-- As a hockey goalie, Croix Hurtis is used to stopping opponents cold. Now he’s hoping to accomplish the same thing in his tough battle against leukemia.
By: Jeff Holmquist, Pierce County Herald
As a hockey goalie, Croix Hurtis is used to stopping opponents cold. Now he’s hoping to accomplish the same thing in his tough battle against leukemia.
Hurtis, 11, has been receiving treatment for Burkitt leukemia for the past three weeks. His home away from home since Christmastime has been Children’s Hospital in Minneapolis.
The first signs of trouble developed around Thanksgiving when Croix had a toothache. The New Richmond, Wis. Middle School sixth-grader was scheduled for a dental appointment anyway, so Croix’s parents weren’t too concerned.
But as Christmas approached, Croix began complaining about sore legs and other aches. He had trouble getting up from the ice while playing goalie for his New Richmond Squirt A team.
“He’s always been an active kid, running around the neighborhood and playing football and hockey,” Kari said.
“We thought it was just growing pains,” Mike added.
Then Croix started getting really sick, turning pale, getting bloody noses and breaking out in a rash. The family rushed Croix to Children’s Hospital on Dec. 26 and within an hour they learned the diagnosis.
“We were just shocked,” Kari said. “You hear about kids who fight cancer, but you never think you’ll be in that situation. A lot of kids think cancer is an old person’s disease and that it’s not something they will have to deal with. That’s not the case.”
Burkitt leukemia, as Kari explained it, is a fast growing cancer but it is also very treatable. Because it is an aggressive form of leukemia, the treatment a patient receives is fairly intense and lasts nine months.
Croix is receiving chemotherapy via a spinal tap and also intravenously. The treatment takes its toll on the boy and forces him to sleep most of the day away.
“It’s like he’s running a marathon internally,” explained Mike. “His body is working so hard to fight back.”
Croix’s condition improved so much last week that doctors let him return home, hoping the family could continue the treatment on their own.
Croix feasted on a batch of wings from Ready Randy’s (his favorite) and spent just a few hours at home. He quickly developed a fever and had to return to Children’s Hospital.
Kari and Mike expect that their son won’t be going anywhere else for another month or so.
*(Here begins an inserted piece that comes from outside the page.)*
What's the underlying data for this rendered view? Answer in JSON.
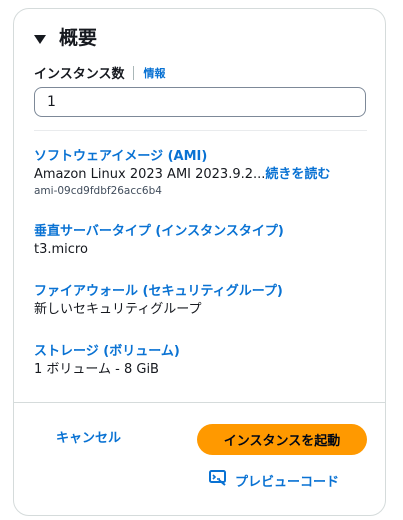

Croix’s health is at a critical stage right now, Mike said. His immune system has been knocked out due to the chemotherapy. Croix’s visitors will be severely limited until his body’s immune system comes back.
“The hardest adjustment for Croix is not being able to see his friends or the other players on his hockey team,” Kari said.
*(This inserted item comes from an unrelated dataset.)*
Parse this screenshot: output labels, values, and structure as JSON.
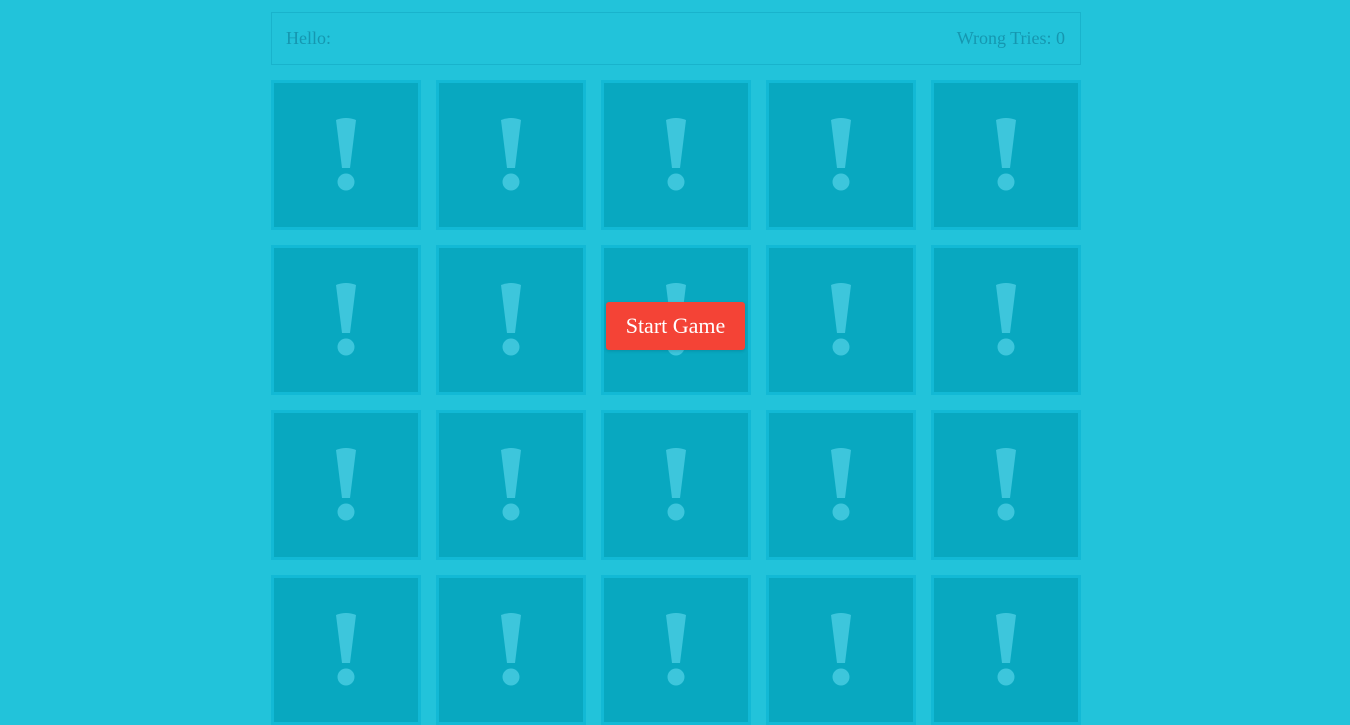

His team has kept in contact throughout Croix’s recovery, however. During a recent New Richmond hockey tournament, his team organized a live streaming of their games so Croix could watch from his hospital room. Team members have called, visited, sent gifts and sent cards as well.
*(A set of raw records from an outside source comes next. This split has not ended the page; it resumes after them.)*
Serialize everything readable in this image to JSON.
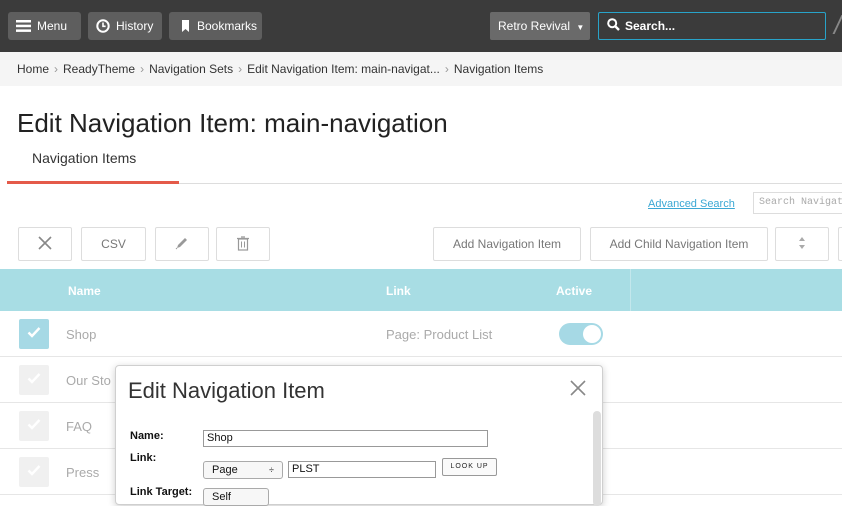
{
  "topbar": {
    "menu_label": "Menu",
    "history_label": "History",
    "bookmarks_label": "Bookmarks",
    "store_select": "Retro Revival",
    "search_placeholder": "Search...",
    "accent": "#28a3c9"
  },
  "breadcrumb": {
    "items": [
      "Home",
      "ReadyTheme",
      "Navigation Sets",
      "Edit Navigation Item: main-navigat...",
      "Navigation Items"
    ]
  },
  "page": {
    "title": "Edit Navigation Item: main-navigation",
    "tab_label": "Navigation Items",
    "tab_color": "#e45a49"
  },
  "actions": {
    "advanced_search": "Advanced Search",
    "search_grid_placeholder": "Search Navigatio",
    "csv_label": "CSV",
    "add_item_label": "Add Navigation Item",
    "add_child_label": "Add Child Navigation Item"
  },
  "table": {
    "columns": [
      "Name",
      "Link",
      "Active"
    ],
    "header_color": "#a8dde4",
    "rows": [
      {
        "name": "Shop",
        "link": "Page: Product List",
        "checked": true,
        "active": true
      },
      {
        "name": "Our Sto",
        "link": "",
        "checked": false,
        "active": false
      },
      {
        "name": "FAQ",
        "link": "",
        "checked": false,
        "active": false
      },
      {
        "name": "Press",
        "link": "",
        "checked": false,
        "active": false
      }
    ]
  },
  "modal": {
    "title": "Edit Navigation Item",
    "name_label": "Name:",
    "name_value": "Shop",
    "link_label": "Link:",
    "link_type": "Page",
    "link_value": "PLST",
    "lookup_label": "LOOK UP",
    "target_label": "Link Target:",
    "target_value": "Self"
  }
}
Several neighbor children organized a “Cash for Croix” campaign to help the family pay for health care bills. A total of $38 was raised.
A family friend also has organized a rubber band bracelet fundraiser to assist the family. The bracelets, printed in the New Richmond Tiger colors of orange and black, proclaim “Shutout Croix’s Cancer.” The first 200 bracelets were sold out within two days.
This week, students at Croix’s school are holding a “Caps for Croix” fundraiser. Students who want to wear a cap for the day pitch in $1. All the money will be given to the family.
The couple’s employers, Brady’s Brewhouse and the Shamrock Club, also have been tremendously supportive and helpful, the Hurtis family said.
“New Richmond is phenomenal,” Mike said.
“I grew up in the city,” Kari added. “The small town thing kind of drove me nuts at first. But the support we’ve gotten has been amazing.”
Kari and Mike said they are also thankful for all the support they’ve been receiving from family and friends. Someone is almost always on hand at the hospital when the couple needs a break or some stress relief, they said.
Even with all the support and prayers lifting them up, Kari and Mike said they realize the family is in for a long recovery period. Croix won’t be able to head back to school for many months, so tutors will be working with the young student to help him keep up.
Medical bills are also mounting. Simply filling a prescription last week cost the Hurtis family about $400.
“I don’t think people realize how devastating something like this can be to your life,” Kari said. “You can’t comprehend it until you are in the midst of it. It has an impact on everything.”
To help people keep up with Croix’s progress, a CaringBridge site has been set up at http://www.caringbridge.org/visit/CroixHurtis/. The site has had about 9,000 visits already.
Most of the daily entries from Kari or Mike include a joke for the day, which Croix offers to lighten things up.
An example: What do you call a Grizzly bear with no teeth? A Gummy bear.
“He’s the class clown for 2018,” Kari explained.
“He’s a wonderful kid,” added grandmother Mary Swain.